When stripping the pistol, I found some features I liked and a few that I didn't. The machine work on the internals was very good, probably a product of modern CNC machine centers that have proven to be extremely accurate and repeatable. The barrel bushing is solid and fit fairly well for a service pistol-tight enough that there was no discernable play between the barrel and bushing, but not as tight as a match bushing. Some things that gave me pause were, I'm sure, the result of virtually every metal part of the pistol being bead blasted except the barrel. The biggest issue was that it took a punch and some fairly robust taps with a hammer to free the extractor from its mooring. In order to replace it I needed some gun grease and taps with a brass hammer.
The pistol functioned well at the range, though I had some difficulties feeding the first round of hollowpoints from a locked slide position. Other than that there were no other failures to feed, fire or eject. Groups ran 3 1/2 to 4 inches at 25 yards from a sandbag rest.

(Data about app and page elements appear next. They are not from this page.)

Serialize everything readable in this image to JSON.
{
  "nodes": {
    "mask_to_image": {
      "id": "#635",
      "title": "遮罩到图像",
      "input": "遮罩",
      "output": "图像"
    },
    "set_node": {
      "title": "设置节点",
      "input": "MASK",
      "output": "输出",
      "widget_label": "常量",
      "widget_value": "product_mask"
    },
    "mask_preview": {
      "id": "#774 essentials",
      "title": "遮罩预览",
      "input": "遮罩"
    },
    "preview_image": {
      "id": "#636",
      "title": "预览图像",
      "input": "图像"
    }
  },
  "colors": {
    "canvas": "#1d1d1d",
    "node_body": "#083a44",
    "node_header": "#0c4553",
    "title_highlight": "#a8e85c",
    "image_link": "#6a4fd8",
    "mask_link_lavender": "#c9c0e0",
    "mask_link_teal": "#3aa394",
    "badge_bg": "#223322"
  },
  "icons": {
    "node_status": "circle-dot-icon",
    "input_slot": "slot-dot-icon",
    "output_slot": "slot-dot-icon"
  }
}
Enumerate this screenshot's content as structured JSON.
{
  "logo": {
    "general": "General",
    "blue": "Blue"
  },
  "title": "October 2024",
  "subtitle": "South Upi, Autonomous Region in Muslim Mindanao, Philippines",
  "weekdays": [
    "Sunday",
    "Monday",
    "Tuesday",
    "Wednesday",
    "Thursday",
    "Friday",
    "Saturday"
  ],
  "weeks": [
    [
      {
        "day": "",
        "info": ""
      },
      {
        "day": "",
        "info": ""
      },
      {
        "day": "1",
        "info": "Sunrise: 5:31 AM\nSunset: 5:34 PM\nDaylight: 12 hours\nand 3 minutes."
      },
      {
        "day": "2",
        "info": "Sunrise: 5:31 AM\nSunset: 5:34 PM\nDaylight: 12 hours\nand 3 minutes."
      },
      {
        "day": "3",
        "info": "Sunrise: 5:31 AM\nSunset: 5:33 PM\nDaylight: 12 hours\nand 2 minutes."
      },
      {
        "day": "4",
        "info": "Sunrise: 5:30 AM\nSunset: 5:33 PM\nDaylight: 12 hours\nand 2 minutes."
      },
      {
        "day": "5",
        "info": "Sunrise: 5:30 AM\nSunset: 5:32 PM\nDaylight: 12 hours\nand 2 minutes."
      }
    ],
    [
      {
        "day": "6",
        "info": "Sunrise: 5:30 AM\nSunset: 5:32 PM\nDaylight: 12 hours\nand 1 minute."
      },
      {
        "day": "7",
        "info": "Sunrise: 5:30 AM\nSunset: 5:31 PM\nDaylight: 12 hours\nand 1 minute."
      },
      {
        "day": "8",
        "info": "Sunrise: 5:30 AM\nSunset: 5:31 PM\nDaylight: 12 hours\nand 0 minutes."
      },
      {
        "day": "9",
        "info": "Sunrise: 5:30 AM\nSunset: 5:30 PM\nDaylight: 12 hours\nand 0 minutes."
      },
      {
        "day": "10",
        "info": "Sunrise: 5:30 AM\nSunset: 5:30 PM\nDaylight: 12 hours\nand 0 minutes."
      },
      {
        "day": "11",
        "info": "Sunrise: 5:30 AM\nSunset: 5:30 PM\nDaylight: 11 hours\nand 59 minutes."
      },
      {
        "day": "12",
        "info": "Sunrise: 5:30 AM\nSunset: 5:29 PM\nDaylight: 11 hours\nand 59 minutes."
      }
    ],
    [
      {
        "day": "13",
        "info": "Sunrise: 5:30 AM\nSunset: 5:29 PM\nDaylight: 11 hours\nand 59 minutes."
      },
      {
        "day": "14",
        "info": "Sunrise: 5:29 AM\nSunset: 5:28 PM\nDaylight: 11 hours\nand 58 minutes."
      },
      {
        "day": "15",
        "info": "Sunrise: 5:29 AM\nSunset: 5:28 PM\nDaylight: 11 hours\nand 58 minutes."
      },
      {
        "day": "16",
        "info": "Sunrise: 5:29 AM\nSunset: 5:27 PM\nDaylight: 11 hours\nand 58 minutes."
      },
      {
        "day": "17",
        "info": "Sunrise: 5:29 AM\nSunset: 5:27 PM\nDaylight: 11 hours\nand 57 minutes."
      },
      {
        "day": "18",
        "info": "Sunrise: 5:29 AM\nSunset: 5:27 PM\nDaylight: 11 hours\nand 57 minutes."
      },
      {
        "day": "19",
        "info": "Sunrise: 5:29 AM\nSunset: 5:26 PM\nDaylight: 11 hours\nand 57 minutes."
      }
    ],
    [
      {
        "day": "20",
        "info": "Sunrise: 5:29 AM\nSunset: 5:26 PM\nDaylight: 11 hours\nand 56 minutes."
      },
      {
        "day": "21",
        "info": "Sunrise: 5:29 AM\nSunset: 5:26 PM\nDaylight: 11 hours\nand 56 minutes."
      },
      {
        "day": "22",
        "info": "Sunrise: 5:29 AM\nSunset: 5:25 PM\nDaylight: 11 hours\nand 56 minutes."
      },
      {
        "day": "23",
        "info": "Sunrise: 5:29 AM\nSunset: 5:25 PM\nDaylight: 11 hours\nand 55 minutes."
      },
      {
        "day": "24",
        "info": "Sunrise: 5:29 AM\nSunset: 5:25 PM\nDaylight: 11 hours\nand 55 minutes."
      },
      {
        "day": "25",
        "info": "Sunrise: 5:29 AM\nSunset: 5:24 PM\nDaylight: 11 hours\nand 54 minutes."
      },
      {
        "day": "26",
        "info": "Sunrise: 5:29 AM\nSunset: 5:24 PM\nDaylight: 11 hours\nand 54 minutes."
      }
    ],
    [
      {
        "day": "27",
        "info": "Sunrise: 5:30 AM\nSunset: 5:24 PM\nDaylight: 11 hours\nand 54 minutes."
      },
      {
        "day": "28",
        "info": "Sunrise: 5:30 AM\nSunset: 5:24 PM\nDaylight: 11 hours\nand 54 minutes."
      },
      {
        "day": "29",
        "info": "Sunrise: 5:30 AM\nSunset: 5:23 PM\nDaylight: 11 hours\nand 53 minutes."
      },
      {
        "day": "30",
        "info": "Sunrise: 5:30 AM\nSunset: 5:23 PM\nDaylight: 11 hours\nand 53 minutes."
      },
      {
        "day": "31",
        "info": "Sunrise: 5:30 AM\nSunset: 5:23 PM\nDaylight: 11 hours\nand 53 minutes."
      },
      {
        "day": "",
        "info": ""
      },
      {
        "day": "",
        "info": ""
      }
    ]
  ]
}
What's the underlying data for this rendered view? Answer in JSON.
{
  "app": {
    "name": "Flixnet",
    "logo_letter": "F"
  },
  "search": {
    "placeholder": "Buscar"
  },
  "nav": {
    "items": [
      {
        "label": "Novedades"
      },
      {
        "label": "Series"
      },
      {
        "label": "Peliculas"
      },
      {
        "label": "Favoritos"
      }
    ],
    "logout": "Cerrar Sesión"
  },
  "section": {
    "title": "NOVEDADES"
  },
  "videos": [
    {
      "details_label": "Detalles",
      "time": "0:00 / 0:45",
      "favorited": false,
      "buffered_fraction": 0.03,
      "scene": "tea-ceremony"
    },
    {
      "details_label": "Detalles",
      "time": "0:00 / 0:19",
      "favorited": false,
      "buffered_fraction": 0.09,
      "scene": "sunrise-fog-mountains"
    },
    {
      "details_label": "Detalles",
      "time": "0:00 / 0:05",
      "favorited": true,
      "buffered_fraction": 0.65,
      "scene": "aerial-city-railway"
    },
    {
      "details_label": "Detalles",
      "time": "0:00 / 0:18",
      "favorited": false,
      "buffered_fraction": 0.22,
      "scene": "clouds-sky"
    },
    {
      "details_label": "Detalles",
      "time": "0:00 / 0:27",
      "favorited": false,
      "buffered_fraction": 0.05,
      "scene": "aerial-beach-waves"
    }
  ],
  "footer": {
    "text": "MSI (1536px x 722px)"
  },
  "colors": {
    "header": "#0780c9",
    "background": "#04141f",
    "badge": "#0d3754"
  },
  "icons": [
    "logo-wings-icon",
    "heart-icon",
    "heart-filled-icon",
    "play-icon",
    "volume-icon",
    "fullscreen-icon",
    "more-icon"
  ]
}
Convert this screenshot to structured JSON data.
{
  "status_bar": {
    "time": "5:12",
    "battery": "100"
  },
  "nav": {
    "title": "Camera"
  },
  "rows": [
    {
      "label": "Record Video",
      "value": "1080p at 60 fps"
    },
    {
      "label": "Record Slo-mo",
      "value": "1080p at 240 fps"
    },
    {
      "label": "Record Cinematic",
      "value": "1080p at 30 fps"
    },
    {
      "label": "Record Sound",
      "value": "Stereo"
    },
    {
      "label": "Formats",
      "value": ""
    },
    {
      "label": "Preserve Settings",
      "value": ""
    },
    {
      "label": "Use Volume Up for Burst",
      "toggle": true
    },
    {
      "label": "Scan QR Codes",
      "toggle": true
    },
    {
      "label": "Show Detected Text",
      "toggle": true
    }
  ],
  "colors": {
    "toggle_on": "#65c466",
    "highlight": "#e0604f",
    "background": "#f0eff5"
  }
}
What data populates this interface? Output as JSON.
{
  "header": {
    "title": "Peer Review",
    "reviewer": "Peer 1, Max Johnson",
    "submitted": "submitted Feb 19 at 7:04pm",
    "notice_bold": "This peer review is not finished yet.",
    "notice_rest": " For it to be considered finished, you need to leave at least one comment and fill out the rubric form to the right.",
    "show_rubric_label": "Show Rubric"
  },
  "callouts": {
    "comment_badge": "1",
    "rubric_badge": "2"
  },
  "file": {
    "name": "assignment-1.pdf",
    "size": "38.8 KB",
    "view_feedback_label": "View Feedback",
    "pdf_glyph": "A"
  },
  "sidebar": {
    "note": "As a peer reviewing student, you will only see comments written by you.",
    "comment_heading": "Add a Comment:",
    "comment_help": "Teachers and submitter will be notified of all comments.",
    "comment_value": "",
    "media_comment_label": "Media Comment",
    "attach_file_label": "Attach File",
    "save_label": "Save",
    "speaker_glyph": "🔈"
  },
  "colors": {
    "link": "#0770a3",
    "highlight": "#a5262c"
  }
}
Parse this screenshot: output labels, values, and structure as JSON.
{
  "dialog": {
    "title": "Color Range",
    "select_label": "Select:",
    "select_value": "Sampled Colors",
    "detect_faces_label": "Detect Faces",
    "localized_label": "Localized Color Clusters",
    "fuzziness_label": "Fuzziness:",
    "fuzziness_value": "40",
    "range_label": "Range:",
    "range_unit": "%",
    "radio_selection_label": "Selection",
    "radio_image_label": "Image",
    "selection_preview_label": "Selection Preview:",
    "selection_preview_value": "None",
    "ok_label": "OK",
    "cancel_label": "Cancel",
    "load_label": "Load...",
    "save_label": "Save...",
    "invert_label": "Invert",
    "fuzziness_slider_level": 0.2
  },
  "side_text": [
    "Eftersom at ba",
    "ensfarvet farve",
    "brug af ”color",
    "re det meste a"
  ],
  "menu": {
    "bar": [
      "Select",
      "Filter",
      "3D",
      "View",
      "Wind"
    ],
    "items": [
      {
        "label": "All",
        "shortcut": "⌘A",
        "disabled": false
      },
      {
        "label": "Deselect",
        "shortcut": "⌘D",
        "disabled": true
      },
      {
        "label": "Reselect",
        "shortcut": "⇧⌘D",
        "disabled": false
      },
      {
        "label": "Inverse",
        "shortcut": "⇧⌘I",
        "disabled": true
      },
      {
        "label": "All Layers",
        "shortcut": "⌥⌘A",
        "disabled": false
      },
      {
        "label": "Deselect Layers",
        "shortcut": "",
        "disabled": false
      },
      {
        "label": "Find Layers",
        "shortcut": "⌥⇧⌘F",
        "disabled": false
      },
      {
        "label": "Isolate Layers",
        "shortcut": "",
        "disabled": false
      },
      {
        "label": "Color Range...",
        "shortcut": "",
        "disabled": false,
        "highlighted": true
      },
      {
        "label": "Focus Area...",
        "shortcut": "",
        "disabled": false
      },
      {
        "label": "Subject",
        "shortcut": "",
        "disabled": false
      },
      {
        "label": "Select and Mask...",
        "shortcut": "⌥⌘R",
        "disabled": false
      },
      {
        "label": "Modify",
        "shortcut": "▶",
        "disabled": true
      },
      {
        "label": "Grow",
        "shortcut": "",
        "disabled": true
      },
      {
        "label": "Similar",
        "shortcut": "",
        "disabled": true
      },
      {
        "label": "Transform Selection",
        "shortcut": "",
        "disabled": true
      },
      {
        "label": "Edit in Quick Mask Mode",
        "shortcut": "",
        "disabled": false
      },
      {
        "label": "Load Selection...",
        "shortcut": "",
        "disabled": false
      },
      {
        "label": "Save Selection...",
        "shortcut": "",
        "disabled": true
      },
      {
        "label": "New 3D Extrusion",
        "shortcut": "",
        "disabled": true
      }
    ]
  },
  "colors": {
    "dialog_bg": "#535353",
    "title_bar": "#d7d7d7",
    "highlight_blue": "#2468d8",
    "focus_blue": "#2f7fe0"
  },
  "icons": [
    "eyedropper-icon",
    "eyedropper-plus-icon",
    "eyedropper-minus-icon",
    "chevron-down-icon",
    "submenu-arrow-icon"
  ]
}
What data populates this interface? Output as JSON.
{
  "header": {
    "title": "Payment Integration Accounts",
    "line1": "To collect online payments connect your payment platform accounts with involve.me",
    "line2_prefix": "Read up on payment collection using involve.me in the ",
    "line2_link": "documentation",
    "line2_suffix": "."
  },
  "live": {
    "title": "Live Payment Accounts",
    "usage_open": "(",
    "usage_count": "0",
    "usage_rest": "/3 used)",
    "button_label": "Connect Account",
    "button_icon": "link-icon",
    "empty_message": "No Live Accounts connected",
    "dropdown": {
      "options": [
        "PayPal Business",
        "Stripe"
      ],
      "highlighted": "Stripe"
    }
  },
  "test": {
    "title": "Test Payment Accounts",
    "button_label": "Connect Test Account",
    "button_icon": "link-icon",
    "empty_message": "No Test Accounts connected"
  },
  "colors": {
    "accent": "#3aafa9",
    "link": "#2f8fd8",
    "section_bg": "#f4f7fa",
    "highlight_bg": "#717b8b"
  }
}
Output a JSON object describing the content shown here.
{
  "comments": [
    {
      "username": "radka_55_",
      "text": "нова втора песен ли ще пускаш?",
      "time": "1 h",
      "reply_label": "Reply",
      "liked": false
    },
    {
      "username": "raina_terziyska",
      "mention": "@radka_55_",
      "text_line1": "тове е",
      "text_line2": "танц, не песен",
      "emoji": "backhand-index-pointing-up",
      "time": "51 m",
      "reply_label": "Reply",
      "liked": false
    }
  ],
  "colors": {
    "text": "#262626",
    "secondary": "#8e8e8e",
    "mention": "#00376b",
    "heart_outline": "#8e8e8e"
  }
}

My best groups were with Federal 230-grain Hydra-Shok ammo.
To be sure, this pistol isn't at the level of the two-grand guns, but for the shooter on a budget or an entry-level shooter, the Citadel offers a lot of .45 ACP for $575.
Manufacturer: Apintl-Pahrump IIV, Philippine Islands
Importer: Legacy Sports International, (775) 828-0555; Legacysports.com
Caliber: .45 ACP
Action Type: Recoil-operated, semi-automatic
Receiver: Cast carbon steel
Barrel: 5 inches, a Concealed Carry model is available with a 3.5-inch barrel
Rifling: Six-groove; 1:16 right hand
Magazine: Two 8-round detachable magazines included
Sights: Novak low profile, adjustable for windage only
Trigger Pull: 5 lbs., 1 oz.
Grips: Hardwood, double-diamond checkered
Overall Length: 8 3/4 inches
Weight: 36 oz.
Accessories: Locking cable, hard plastic case, owners' manual
Suggested Retail Price: $575